There are tons of studies, I was just checking my topics. The erection
link with NO and Dopamine is worth looking at too:
Ginkgo biloba leaf extract (EGb 761) enhances catalepsy induced by haloperidol and L-nitroarginine in mice.
Fontana L, Souza AS, Del Bel EA, Oliveira RM.
Laboratorio de Neuropsicofarmacologia, Departamento de Farmacia e Farmacologia, Universidade Estadual de Maringa, Maringa, PR, Brasil. Ginkgo biloba extract
EGb 761 has been reported to have therapeutic effects which have been attributed to anti-oxidant and free radical-scavenging activities, including a direct action on nitric oxide production
. L G-nitro-arginine (L-NOARG), a nitric oxide synthase inhibitor, and haloperidol, a drug that blocks dopamine receptors, are both known to induce catalepsy in rodents. Nitric oxide has been shown to influence dopaminergic transmission in the striatum.
The purpose of the present study was to evaluate the effect of the extract obtained from leaves of Ginkgo biloba tree EGb 761 on catalepsy induced by haloperidol or by L-NOARG. Albino Swiss mice (35-45 g, N = 8-12) received by gavage a single or repeated oral dose (twice a day for 4 days) of EGb 761 followed by ip injection of haloperidol or L-NOARG. After the treatments, the animals were submitted to behavioral evaluation using the catalepsy test. Acute treatment with 80 mg/kg EGb did not modify the catalepsy induced by L-NOARG but, the dose of 40 mg/kg significantly enhanced haloperidol-induced catalepsy measured at the 10th min of the test. After repeated treatment with 80 mg/kg EGb 761, a significant increase in the cataleptic effect produced by both haloperidol and L-NOARG was observed. These data show that repeated EGb 761 administration increases the effects of drugs that modify motor behavior in mice. Since the catalepsy test
has predictive value regarding extrapyramidal effects, the possibility of pharmacological interactions between haloperidol and Ginkgo biloba extracts should be further investigated in clinical studies.
PD-168077, a selective dopamine D4 receptor agonist, induces penile erection when injected into the paraventricular nucleus of male rats.
Melis MR, Succu S, Mascia MS, Argiolas A.

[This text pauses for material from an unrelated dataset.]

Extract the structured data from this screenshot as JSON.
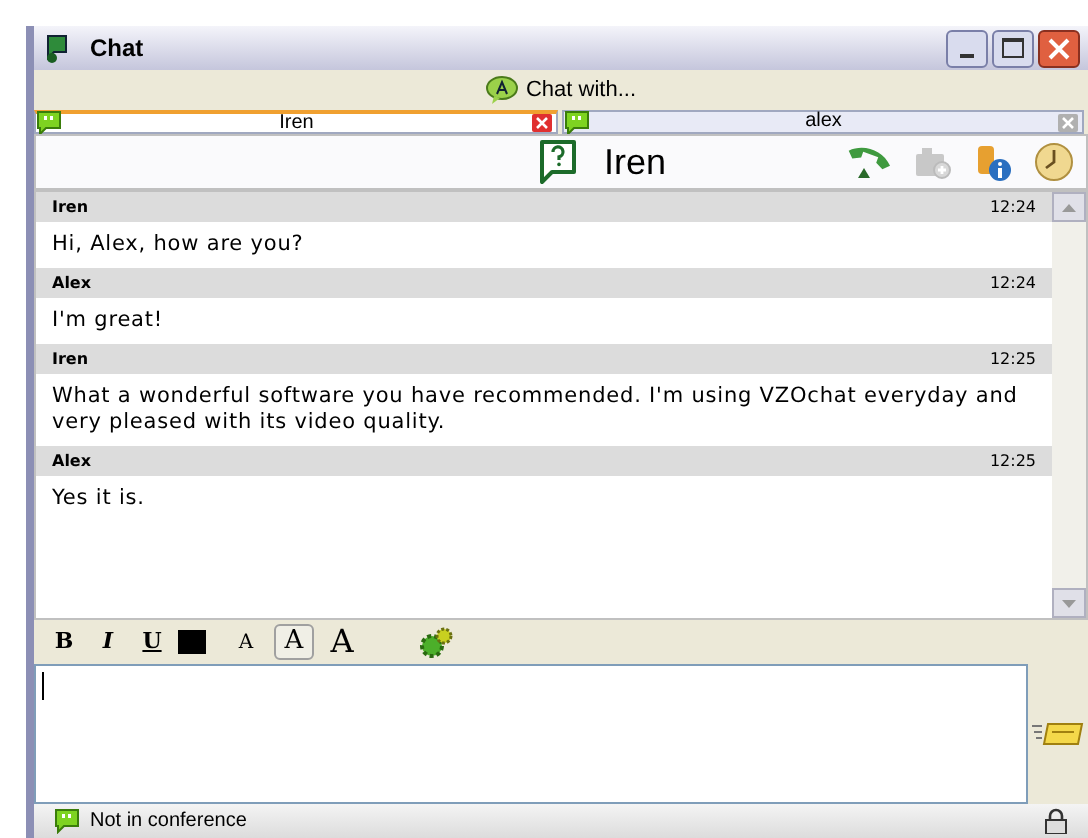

Bernard B. Brodie Department of Neuroscience, Center of Excellence for the Neurobiology of Addictions, University of Cagliari, S.P. Sestu-Monserrato, Km 0.700, 09042 Monserrato, Italy. [email protected]
The effect of PD-168077 (N-methyl-4-(2-cyanophenyl)piperazynil-3-methylbenzamide maleate), a selective D4 dopamine receptor agonist
, injected into the paraventricular nucleus of the hypothalamus on penile erection was studied in male rats. PD-168077 (1-200 ng) induced penile erection in a dose-dependent manner
. The minimal effective dose was 50 ng, while the maximal response was found with 200 ng of the compound, which increased penile erection episodes from 0.3+/-0.03 to 1.7+/-0.21. The proerectile effect of PD-168077 was reduced almost completely by L-745,870 (3-(4-[chlorophenyl]piperazin-1-yl)-methyl-1H-pyrrolo[2,3-B]pyridine trihydrochloride), a selective D4 dopamine receptor antagonist, (1 microg) given into the paraventricular nucleus before the D4 dopamine agonist, and by other nonselective dopamine receptor antagonists, such as haloperidol (1 microg) and clozapine (1 microg), which block all dopamine receptor subtypes. The pro-erectile effect of PD-168077 was also reduced by the NO synthase inhibitor NG-nitro-L-arginine methylester
(25 microg), but not by the oxytocin receptor antagonist d(CH2)5Tyr(Me)2-Orn8-vasotocin (1 microg), when given into the paraventricular nucleus. In spite of its inability to prevent the pro-erectile effect of PD-168077 when given in the paraventricular nucleus, d(CH2)5Tyr(Me)2-Orn8-vasotocin (1 microg) reduced almost completely PD-168077-induced penile erection when given into the lateral ventricles. The present results show that D4 dopamine receptors present in the paraventricular nucleus may influence penile erection by modulating the activity of paraventricular oxytocinergic neurons mediating erectile function.
PMID: 15814200 [PubMed - indexed for MEDLINE]